Government Relations Update
NSF, robots and autism
As Congress deliberates on two important pieces of legislation authorizing and appropriating funds to the National Science Foundation (NSF) within the next few weeks, there are renewed threats to allocations for social and behavioral science research at NSF. To showcase the superb psychological science supported by NSF and the role of psychology in multidisciplinary approaches to solving important societal and health problems, the American Psychological Association teamed up with Vanderbilt University to bring in scientists and a very special robot for a Capitol Hill event on May 7, 2014.
Vanderbilt University faculty Zachary Warren (a psychologist) and Nilanjan Sarkar (a robotics engineer) are collaborators on an NSF grant that has led to the development of “Russell the Robot,” a humanoid robot designed to engage with and deliver interventions to children with autism spectrum disorder (ASD). Warren, Sarkar and Russell were featured at the twentieth annual Coalition for National Science Funding (CNSF) exhibit and reception, where they were big hits with members of Congress and their staffs. In addition to the hundreds of legislative and executive branch staff in attendance, eight members of Congress stopped by to interact with Russell and talk with the Vanderbilt scientists: Reps. Joyce Beatty, D-Ohio, Chaka Fattah, D-Pa., Rush Holt, D-N.J., Daniel Lipinski, D-Ill., Jerry McNerney, D-Calif., James Moran, D-Va., Mark Takano, D-Calif., and Paul Tonko, D-N.Y.
Warren and Sarkar walked the representatives through a demonstration with Russell in which they were asked to follow oral directions and mimic movements, behaviors that children diagnosed with ASD find particularly challenging in human social interactions.
Left to Right: Waving to Russel, Rep. Chaka Fattah, D-Pa., — ranking member on the House Appropriations Subcommittee, with jurisdiction over NSF — has been a champion of the federal BRAIN research initiative; "Russell," Vanderbilt University researchers' humanoid robot designed to engage children with Autism Spectrum Disorder; Russell puts Rep. Joyce Beatty, D-Ohio, through her paces at the Capitol Hill event highlighting NSF-funded research.
Left to Right: Vanderbilt University graduate student Jenny Zheng, psychologist Zachary Warren and robotics engineer Nilanjan Sarkar with Russell; Rep. Paul Tonko, D-N.Y., gets a close-up look at Russell's social engagement intervention.
Early data from the NSF-funded research suggest that engaging with Russell, programmed with sophisticated capabilities to continuously track and automatically adapt to children’s behaviors in real time, both captures children’s attention and improves skills for which early intervention is critical.

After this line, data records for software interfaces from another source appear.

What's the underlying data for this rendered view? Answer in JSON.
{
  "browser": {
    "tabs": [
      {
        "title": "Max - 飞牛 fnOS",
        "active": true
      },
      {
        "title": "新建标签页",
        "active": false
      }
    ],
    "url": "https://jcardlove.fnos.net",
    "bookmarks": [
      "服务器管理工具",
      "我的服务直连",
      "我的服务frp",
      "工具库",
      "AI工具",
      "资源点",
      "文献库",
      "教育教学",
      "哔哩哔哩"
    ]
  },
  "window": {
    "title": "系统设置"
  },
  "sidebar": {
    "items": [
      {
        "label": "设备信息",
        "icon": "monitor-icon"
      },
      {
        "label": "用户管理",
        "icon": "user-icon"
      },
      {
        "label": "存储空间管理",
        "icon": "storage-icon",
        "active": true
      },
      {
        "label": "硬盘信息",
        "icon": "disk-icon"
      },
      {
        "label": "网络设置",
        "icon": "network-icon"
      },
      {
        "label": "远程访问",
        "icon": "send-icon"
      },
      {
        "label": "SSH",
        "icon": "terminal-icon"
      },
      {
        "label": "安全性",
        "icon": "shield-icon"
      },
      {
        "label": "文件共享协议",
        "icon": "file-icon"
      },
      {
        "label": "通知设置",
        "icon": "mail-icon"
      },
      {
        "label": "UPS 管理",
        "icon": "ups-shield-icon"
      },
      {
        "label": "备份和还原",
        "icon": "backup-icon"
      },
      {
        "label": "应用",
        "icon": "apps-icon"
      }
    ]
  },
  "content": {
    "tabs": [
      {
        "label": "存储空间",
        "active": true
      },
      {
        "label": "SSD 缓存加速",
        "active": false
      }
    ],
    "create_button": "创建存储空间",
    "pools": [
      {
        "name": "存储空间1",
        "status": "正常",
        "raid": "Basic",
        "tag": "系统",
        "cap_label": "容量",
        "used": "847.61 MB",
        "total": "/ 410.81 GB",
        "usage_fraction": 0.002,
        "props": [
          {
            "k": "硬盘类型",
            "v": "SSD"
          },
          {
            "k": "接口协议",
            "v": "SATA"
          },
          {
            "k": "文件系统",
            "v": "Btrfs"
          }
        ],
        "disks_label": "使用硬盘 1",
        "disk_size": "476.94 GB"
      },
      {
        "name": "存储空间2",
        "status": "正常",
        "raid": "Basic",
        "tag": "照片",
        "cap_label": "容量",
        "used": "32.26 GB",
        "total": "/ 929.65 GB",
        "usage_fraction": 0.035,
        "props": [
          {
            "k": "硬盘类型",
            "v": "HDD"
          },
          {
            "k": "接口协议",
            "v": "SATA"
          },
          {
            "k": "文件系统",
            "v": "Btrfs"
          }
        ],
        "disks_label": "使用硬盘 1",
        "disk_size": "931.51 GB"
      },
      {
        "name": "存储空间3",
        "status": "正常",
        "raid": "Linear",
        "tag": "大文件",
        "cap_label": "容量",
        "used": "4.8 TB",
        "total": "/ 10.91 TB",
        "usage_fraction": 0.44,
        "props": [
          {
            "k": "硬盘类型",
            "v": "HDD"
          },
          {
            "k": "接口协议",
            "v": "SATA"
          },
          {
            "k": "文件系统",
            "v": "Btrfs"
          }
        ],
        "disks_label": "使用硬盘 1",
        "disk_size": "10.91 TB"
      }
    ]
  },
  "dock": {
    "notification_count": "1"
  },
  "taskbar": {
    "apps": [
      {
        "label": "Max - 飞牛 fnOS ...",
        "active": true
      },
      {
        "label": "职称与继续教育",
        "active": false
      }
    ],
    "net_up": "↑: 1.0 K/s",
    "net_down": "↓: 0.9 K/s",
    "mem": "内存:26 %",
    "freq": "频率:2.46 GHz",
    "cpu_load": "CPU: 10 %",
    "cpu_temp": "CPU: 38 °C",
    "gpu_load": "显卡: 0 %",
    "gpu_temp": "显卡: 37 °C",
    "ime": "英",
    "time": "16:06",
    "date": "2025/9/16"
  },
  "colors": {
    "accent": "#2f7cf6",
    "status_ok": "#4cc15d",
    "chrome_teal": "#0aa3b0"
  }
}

Earlier in the day, Warren and Sarkar met with Senate and House staff from their Tennessee delegation as well as with staff of members who are active in the Congressional Autism Caucus. They highlighted both the importance of investing in fundamental psychological and engineering research at NSF and the process by which results of that research are translated into applications for clinical interventions. Warren and Sarkar also urged members in the House to watch the upcoming NSF-related legislation carefully and vote against amendments or even the entire bills if they include substantial cuts to social and behavioral science support.
The American Psychological Association (APA) opposes H.R. 4186, known as the FIRST Act of 2014, because of the dramatic cuts it proposes to the NSF Social, Behavioral & Economic Sciences (SBE) Directorate. The fiscal year 2015 appropriations bill funding NSF (H.R. 4660) passed successfully out of full committee in early May and is scheduled for floor debate and vote in the House shortly. APA will monitor the progress of this bill, given its history of attracting amendments seeking to defund individual behavioral science grants and the SBE Directorate.
CNSF is an alliance of over 125 organizations united by a concern for the scientific enterprise and a commitment to the nation’s investment in NSF. The coalition, in which APA has been active since its inception in 1988, sponsors the annual event to highlight results of NSF-funded research. This year, more than 35 scientific associations and universities brought scientists to Washington to meet with congressional offices and display their work at the evening exhibit.
For more information, contact Heather Kelly of the APA Science Government Relations Office.